A former Guantanamo “terrorism” detainee who walked away a free man in 2005 will shoot his way out of the U.S. prison in a new Xbox 360 video game based on the camp.
Moazzam Begg, who spent nearly two years in the U.S. detention camp without charges, will play himself in the game, which could rake in £3 million ($5 million).
Rendition: Guantanamo lets players control a detainee trying to shoot his way out, meaning the game's creators needed to know the layout of the prison. Begg has been consulting on the project, under development for more than a year and already drawing fierce criticim.
"We have had a lot of hate mail about this, mainly from America, saying things like, 'Don't dare put out a game that shows them killing our soldiers," Zarrar Chishti, director of Scottish software company T-Enterprise, told the U.K.'s Daily Mail.
"But no U.S. or British soldiers get killed in it. The only ones being killed are mercenaries.
Begg, a British citizen of Pakistani decent who attended a Jewish elementary school, is shown in the game as head of an organization helping the suspect to escape.
Begg, 40, was taken from his home in Pakistan and turned over to the CIA in Bagrham, Afghanistan for a year before being thrown into Guantanamo Bay, Cuba prison camp in 2003 where he spent 20 months in solitary confinement.
He said he was tortured by U.S. personnel before being freed without charge in 2005. He has since become a human rights activist.
Begg told the Sun that he will donate any money he earns from the game to a charity devoted to ensuring the rights of detainees.

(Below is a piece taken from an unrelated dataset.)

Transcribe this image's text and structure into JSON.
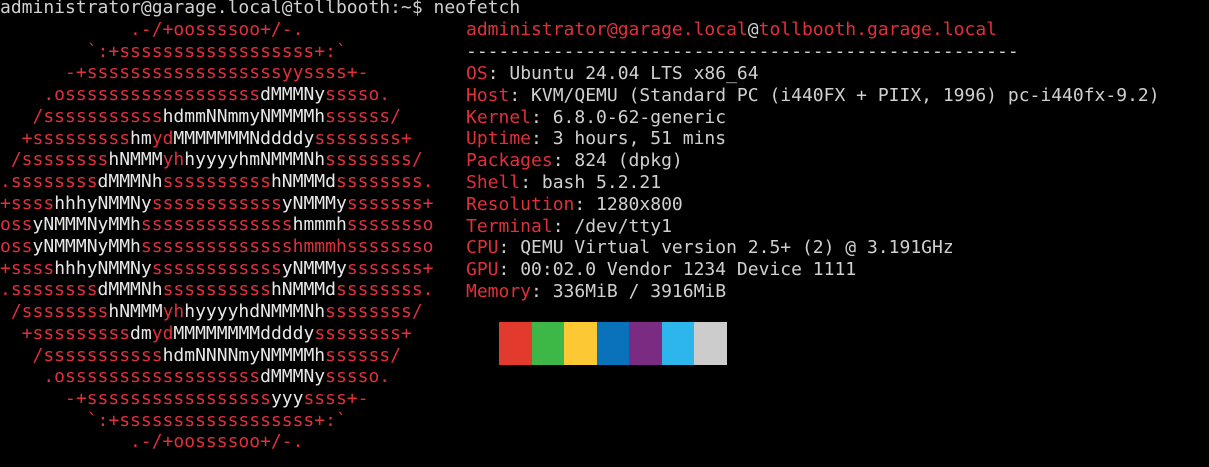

“The software firm approached me with the idea for a Guantanamo game. I’m involved to make sure it is as true to life as possible.”
T-Enterprise is reportedly spending £250,000 ($405,000) to produce the game.
“We checked with police and security services. We didn’t want MI5 knocking our door down,” Chishti told the Sun.
“We are expecting an extreme reaction to the game in the US. But we think it will sell well in the Middle East,” said Chishti.
Xbox 360 sold more than eight million consoles in the Middle East, Africa and Europe last year.
Not all Middle East gamers were convinced, however.
“It will just look like any other game with people killing people,” said UAE gamer Ahmed Baheri.
This is not the first video game inspired by the so-called "war on terror."
Kaboom, a computer game in which players control a suicide bomber trying to kill as many civilians as possible, drew criticism from victims’ groups worldwide and Japanese videogame maker Konami pulled plans for a videogame based on a fierce battle between U.S. Marines and insurgents in the Iraq city of Fallujah.
The Sun said the game was due to go on sale in October but an Xbox customer service representative was unable to confirm the game or its reported release date and the media center was unavailable.